I'm copying this from the great Sid Smith's blog, 'Postcards From The Yellow Room' (link below ); partly because it gave me a great laugh, remembering an intricate cut and paste job I once did on some bean tin labels to make them read 'Heinz Naked Beast', but also because it does bother me that music shared 'for free' has to be paid for somewhere along the line. Are RRers really buying more music through hearing more, or are we putting corner shops out of business? What's on your hard drive and iPud that you've not paid for?

I Want It All And I Want It Now And I Want It For Free

How come my corner shop won't give me a free can of beans?

I mean surely they could put adverts on the tins that would pay for it? Haven’t they heard of the new business models that are all the rage in the music and entertainment business - especially via the internet?

I mean, I’ll tell all my pals about how great his shop is, and how great the beans are. They’ll tell all their friends and very soon, my local corner shop will have lots of fans.

With every can of beans that gets distributed for free, the reputation of the shop will just grow and grow.

“But, how will the shopkeeper continue to feed his family and pay his bills and generally meet his commitments?” ask the unhip and terminally old-fashioned critics of this ‘new thinking.’
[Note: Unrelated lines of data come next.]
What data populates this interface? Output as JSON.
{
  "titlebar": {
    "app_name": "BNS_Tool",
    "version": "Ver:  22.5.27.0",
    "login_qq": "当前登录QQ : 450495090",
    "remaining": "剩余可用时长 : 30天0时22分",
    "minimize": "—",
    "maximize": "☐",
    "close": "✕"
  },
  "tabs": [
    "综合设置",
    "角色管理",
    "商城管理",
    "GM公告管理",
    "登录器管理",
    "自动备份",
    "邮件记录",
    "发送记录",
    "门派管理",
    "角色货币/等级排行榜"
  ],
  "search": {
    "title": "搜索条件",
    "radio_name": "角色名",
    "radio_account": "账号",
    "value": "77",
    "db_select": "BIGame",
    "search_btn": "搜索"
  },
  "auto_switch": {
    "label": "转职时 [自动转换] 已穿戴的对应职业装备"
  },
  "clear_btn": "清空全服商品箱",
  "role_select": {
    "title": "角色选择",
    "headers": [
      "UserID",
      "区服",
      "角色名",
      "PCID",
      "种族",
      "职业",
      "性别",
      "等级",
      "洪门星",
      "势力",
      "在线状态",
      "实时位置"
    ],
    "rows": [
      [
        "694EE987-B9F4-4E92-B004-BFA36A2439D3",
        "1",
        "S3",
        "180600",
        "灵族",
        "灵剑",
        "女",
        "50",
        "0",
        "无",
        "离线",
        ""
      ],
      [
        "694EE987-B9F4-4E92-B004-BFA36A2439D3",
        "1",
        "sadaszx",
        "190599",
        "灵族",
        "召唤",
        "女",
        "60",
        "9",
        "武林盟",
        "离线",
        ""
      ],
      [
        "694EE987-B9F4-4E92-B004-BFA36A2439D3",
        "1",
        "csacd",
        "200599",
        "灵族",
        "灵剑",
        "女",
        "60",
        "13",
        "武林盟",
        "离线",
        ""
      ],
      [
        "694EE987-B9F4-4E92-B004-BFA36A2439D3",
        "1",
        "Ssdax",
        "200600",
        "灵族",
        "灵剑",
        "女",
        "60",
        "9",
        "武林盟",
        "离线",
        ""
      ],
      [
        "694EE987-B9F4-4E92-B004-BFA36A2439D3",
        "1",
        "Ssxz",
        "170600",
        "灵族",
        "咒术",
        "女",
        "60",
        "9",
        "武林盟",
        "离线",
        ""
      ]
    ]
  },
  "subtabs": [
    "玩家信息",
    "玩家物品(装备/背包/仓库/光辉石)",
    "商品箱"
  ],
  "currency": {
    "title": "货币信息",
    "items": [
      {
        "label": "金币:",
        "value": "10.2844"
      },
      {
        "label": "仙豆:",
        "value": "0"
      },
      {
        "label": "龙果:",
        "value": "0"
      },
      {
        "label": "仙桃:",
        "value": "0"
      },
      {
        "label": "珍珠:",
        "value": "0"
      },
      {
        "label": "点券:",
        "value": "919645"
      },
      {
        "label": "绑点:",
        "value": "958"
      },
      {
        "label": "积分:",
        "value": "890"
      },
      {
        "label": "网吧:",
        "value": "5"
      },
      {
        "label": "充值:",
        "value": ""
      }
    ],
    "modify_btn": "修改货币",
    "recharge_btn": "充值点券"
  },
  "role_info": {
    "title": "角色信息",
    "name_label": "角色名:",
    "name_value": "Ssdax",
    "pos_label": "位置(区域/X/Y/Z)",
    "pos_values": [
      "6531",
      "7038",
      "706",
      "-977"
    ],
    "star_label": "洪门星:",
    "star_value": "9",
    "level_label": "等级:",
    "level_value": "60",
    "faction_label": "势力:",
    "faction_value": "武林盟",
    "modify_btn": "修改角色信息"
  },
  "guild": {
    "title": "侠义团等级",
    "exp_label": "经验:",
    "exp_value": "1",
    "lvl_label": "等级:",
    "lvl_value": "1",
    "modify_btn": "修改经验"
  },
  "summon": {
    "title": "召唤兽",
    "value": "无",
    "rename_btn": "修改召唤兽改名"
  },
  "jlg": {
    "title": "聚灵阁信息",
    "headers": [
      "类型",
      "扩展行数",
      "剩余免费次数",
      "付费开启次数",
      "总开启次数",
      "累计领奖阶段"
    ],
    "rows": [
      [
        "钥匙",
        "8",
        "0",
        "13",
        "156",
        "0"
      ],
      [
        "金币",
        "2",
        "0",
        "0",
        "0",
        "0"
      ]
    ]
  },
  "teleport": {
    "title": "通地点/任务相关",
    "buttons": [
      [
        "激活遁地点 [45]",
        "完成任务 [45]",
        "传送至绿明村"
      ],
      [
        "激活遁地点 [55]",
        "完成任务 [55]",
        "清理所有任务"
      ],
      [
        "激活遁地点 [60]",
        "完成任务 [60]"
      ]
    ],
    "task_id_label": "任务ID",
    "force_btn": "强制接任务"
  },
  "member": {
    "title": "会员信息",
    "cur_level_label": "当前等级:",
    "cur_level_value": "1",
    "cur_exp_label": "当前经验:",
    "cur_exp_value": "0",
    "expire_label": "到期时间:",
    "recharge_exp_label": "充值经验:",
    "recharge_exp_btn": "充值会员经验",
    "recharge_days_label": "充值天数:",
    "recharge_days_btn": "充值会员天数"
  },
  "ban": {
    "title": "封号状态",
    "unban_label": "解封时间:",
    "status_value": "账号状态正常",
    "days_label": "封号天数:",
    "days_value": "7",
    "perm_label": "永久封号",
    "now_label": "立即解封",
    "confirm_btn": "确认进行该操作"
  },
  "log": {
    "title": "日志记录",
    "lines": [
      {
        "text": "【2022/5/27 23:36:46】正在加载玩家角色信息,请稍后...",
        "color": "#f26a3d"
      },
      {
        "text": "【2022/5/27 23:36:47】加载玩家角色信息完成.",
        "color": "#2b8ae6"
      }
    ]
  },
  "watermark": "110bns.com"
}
Well, that’s easy.

The great thing about this new business model is that after having the free beans, and being filled with a munificent sense of well-being at having been nourished for free, later on people will want to try the other beans that are on the shelf - the kind that you have to pay for.

You think?
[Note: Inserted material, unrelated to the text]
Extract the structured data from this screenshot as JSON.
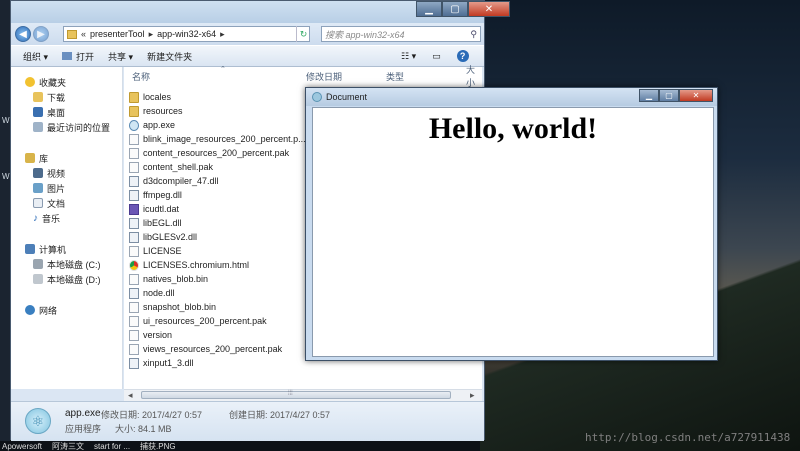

And how about a variation on the theme? The ease with which new media enables folks to give music away. This is a true story and one which you'll be all to familiar with.

There’s a band I know who’ve just released a new album.

The music isn’t commercially mainstream. They aren’t particularly well known beyond a fairly small community of listeners. The album will hopefully break even and maybe turn a modest profit.

Except it won't because a fan of the band has uploaded the album onto his blog and is giving it away for free. It doesn't matter that the blogger didn't ask or get permission to do this.

The blogger, who loves the band so much he wants all the world to know how good the band is, has it online and “ripped @320. cover and booklet scans included.”

The band in question, who won’t see a cent from the couple of hundred downloads so far, aren’t fat cats with yachts, fancy cars, big houses and the like.

They aren't 'the man,' or part of some multi-national corporation, which may be some kind of ass-backwards 'robbing the rich to give to the poor' justification (although it isn't actually) to be ripping their material like this.

They're just working guys trying to make a living by composing and playing music who released an album they hope people will buy.

When challenged about this upload, the tart response goes along the lines of "fuck you and fuck them. I'm helping promote the band - you and they should be thanking me for everything I do! I bought this album fair and square. I can do what I like with it. Anyway, this one is shit. Their last one was much better."

And so on.

Music is reduced to an accessory or a commodity and the human beings who make it are just stacked up like so many cans of beans.

If this new business model is so cool and generally advantageous to one and all in the music business how come other professions and services aren’t queuing up to take part?

How come my dentist won’t do my dental work for free or next to nothing?

Why won’t my mate’s plumber come and sort out his central heating for free?

How come my corner shop won't give me a free can of beans?


Blimpy said...

statistically speaking, i know for a fact that i spend way more money on music that yr average 2-cds-from-tesco-a-year type who makes up the majority of the population - and to me this justifies the occasional dl of song for sampling purposes. If it's any good I'll, more often than not, try to buy their LP either straight from them, or from their record label - where more of the money goes direct to the artist.

I'm glad that the HMV 1 cd for 15 quid is dying out, I don't remember the last time I bought music from a dinosaur shop like that.

Probs the worst thing I do for the record industry is buy 2nd hand cds from the local new and used emporium.

TatankaYotanka said...

I'm not trying to moralise with this one: I was thinking back to the days of mixtapes when a mate might put a lot of time and effort into a compilation, which might get you into something that you'd then go and buy; partly to get the whole album, if you'd just had a track or two, but also to get the stuff in better quality.

These days you can so easily find yourself with whole albums with virtually no effort and at the same quality you'd have if you paid to download. Inertia is all that's required from that point.

Personally, I have an amount of live stuff; audience recordings that originate from the days of tape trading, when the justification was that you bought everything that was available for sale anyway and that acquiring the 'extras' meant establishing relationships, putting in some work copying and posting tapes and as such was pretty self-limiting in the ways in which it impacted on the incomes of music makers. In fact from the perspective of today's digital feeding frenzy, and with the examples of box sets benefiting from former bootleg bonuses, then a de facto symbiotic relationship could be implied. I'm just not so sure that that's the case these days.